> GOAL OF THE EXERCISE:
Repeat all entries word for word; skip images.

■ ■ ■ ■ ■

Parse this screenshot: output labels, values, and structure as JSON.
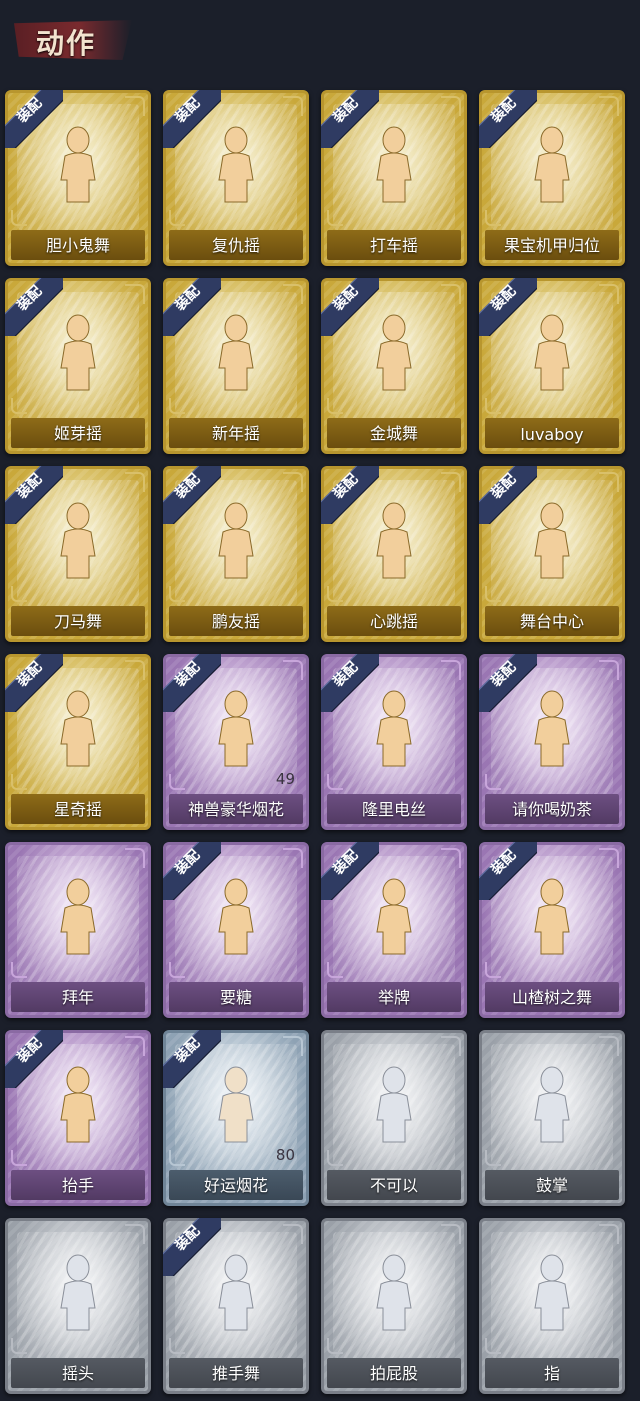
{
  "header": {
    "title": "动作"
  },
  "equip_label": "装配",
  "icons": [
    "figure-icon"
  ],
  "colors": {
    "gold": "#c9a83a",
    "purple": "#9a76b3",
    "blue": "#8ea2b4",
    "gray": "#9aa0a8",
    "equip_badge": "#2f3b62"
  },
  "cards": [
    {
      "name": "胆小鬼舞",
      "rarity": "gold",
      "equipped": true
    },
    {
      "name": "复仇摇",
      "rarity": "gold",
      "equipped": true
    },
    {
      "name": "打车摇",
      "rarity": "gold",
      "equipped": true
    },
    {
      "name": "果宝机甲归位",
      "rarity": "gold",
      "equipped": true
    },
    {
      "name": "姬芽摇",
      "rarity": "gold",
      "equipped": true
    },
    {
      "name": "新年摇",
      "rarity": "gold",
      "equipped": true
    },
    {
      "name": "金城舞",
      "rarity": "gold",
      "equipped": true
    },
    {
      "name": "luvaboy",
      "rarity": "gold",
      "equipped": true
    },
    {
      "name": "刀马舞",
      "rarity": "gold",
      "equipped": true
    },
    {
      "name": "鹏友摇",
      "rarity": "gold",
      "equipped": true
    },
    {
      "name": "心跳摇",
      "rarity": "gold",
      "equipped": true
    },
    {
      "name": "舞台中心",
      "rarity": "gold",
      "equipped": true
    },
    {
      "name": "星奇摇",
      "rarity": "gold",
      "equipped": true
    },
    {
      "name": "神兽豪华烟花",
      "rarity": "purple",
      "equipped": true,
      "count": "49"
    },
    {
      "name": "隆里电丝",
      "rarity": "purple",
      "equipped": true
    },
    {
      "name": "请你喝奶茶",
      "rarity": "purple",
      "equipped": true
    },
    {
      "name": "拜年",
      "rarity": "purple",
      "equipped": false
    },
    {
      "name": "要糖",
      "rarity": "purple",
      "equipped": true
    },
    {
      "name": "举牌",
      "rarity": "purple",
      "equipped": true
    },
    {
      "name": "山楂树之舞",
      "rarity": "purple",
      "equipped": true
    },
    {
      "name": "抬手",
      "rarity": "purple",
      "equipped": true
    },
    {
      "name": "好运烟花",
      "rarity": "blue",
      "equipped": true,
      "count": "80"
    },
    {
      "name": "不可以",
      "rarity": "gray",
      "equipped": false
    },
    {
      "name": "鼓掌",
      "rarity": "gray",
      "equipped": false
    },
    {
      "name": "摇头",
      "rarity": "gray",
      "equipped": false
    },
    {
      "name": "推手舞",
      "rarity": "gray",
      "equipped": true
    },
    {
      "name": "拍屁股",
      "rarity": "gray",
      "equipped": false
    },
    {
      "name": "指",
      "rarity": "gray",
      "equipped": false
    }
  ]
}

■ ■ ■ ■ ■

> THE COMPLETED TASK:
Parse this screenshot: output labels, values, and structure as JSON.
{
  "header": {
    "title": "动作"
  },
  "equip_label": "装配",
  "icons": [
    "figure-icon"
  ],
  "colors": {
    "gold": "#c9a83a",
    "purple": "#9a76b3",
    "blue": "#8ea2b4",
    "gray": "#9aa0a8",
    "equip_badge": "#2f3b62"
  },
  "cards": [
    {
      "name": "胆小鬼舞",
      "rarity": "gold",
      "equipped": true
    },
    {
      "name": "复仇摇",
      "rarity": "gold",
      "equipped": true
    },
    {
      "name": "打车摇",
      "rarity": "gold",
      "equipped": true
    },
    {
      "name": "果宝机甲归位",
      "rarity": "gold",
      "equipped": true
    },
    {
      "name": "姬芽摇",
      "rarity": "gold",
      "equipped": true
    },
    {
      "name": "新年摇",
      "rarity": "gold",
      "equipped": true
    },
    {
      "name": "金城舞",
      "rarity": "gold",
      "equipped": true
    },
    {
      "name": "luvaboy",
      "rarity": "gold",
      "equipped": true
    },
    {
      "name": "刀马舞",
      "rarity": "gold",
      "equipped": true
    },
    {
      "name": "鹏友摇",
      "rarity": "gold",
      "equipped": true
    },
    {
      "name": "心跳摇",
      "rarity": "gold",
      "equipped": true
    },
    {
      "name": "舞台中心",
      "rarity": "gold",
      "equipped": true
    },
    {
      "name": "星奇摇",
      "rarity": "gold",
      "equipped": true
    },
    {
      "name": "神兽豪华烟花",
      "rarity": "purple",
      "equipped": true,
      "count": "49"
    },
    {
      "name": "隆里电丝",
      "rarity": "purple",
      "equipped": true
    },
    {
      "name": "请你喝奶茶",
      "rarity": "purple",
      "equipped": true
    },
    {
      "name": "拜年",
      "rarity": "purple",
      "equipped": false
    },
    {
      "name": "要糖",
      "rarity": "purple",
      "equipped": true
    },
    {
      "name": "举牌",
      "rarity": "purple",
      "equipped": true
    },
    {
      "name": "山楂树之舞",
      "rarity": "purple",
      "equipped": true
    },
    {
      "name": "抬手",
      "rarity": "purple",
      "equipped": true
    },
    {
      "name": "好运烟花",
      "rarity": "blue",
      "equipped": true,
      "count": "80"
    },
    {
      "name": "不可以",
      "rarity": "gray",
      "equipped": false
    },
    {
      "name": "鼓掌",
      "rarity": "gray",
      "equipped": false
    },
    {
      "name": "摇头",
      "rarity": "gray",
      "equipped": false
    },
    {
      "name": "推手舞",
      "rarity": "gray",
      "equipped": true
    },
    {
      "name": "拍屁股",
      "rarity": "gray",
      "equipped": false
    },
    {
      "name": "指",
      "rarity": "gray",
      "equipped": false
    }
  ]
}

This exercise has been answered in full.